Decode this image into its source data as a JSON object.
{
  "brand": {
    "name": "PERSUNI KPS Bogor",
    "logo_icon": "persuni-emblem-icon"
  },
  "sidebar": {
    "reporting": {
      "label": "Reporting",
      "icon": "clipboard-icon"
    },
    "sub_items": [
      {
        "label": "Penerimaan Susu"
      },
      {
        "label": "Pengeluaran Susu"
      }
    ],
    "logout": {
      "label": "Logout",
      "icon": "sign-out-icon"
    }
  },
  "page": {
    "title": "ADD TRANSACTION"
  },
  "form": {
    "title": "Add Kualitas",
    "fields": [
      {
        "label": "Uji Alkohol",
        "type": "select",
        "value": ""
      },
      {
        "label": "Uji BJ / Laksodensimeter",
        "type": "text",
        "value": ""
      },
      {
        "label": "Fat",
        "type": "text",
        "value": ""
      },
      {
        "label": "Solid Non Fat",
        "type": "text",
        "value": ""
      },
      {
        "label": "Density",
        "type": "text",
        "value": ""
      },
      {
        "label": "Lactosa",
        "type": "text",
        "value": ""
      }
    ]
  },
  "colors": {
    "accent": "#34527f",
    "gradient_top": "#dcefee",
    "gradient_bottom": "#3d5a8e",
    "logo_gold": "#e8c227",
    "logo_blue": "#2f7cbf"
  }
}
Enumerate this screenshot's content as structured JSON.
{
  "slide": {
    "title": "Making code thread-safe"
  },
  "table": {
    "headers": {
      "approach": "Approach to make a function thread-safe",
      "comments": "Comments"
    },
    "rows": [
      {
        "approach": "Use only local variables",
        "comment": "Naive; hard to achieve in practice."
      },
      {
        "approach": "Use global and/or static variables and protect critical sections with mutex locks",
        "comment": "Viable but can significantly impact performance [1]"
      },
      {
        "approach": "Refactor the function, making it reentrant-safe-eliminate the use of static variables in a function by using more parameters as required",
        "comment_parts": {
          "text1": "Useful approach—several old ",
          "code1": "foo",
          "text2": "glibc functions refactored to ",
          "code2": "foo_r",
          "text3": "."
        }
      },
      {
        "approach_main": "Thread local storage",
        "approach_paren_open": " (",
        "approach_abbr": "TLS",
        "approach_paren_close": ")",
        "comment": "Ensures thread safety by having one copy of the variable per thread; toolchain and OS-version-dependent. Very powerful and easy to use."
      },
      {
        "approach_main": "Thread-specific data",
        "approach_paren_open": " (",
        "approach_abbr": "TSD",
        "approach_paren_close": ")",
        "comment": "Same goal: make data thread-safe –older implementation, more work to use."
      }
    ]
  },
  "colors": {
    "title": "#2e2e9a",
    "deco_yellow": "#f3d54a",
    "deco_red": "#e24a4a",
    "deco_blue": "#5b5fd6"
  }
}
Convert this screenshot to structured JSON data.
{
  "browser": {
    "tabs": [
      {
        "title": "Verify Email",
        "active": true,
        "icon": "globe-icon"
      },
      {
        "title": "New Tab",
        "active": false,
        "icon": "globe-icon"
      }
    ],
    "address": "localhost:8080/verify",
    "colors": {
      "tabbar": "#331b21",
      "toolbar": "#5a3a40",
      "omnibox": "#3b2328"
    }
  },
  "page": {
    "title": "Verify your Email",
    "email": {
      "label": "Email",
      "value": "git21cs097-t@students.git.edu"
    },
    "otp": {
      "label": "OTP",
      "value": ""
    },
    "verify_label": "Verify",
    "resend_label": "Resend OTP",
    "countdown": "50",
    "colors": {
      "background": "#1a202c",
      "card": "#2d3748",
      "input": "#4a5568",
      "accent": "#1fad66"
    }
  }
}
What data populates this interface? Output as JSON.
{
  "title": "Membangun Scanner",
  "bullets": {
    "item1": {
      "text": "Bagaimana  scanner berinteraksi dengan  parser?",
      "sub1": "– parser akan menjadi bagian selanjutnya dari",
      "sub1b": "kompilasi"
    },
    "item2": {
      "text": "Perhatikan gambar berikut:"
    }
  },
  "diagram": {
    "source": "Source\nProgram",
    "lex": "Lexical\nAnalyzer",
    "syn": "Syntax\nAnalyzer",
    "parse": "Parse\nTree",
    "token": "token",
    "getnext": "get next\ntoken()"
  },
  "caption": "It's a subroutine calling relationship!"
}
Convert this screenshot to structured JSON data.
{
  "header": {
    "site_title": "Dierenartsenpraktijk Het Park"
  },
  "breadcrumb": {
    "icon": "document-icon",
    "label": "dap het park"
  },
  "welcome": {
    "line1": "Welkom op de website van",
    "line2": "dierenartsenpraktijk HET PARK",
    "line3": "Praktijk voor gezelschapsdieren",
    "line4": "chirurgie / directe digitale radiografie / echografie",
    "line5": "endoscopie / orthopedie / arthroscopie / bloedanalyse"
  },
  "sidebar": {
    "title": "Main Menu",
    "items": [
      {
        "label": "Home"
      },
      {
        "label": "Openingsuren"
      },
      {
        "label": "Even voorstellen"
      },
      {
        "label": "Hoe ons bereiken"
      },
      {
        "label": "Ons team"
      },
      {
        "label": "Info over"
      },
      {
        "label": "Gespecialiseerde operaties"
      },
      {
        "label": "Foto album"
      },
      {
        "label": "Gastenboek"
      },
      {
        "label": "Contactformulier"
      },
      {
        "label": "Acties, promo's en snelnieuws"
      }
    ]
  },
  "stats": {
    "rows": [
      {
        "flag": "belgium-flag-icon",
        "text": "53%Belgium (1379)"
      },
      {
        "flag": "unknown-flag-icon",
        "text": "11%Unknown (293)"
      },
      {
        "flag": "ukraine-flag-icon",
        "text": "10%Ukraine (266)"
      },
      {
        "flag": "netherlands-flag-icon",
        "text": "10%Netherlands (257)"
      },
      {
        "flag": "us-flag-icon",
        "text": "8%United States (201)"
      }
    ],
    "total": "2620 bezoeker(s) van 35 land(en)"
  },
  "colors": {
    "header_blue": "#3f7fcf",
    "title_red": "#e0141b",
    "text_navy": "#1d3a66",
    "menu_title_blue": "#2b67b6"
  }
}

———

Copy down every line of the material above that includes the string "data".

| RESULT BELOW |
Decode this image into its source data as a JSON object.
        "approach_main": "Thread-specific data",
        "comment": "Same goal: make data thread-safe –older implementation, more work to use."
Convert this screenshot to structured JSON data.
What data populates this interface? Output as JSON.
Convert this screenshot to structured JSON data.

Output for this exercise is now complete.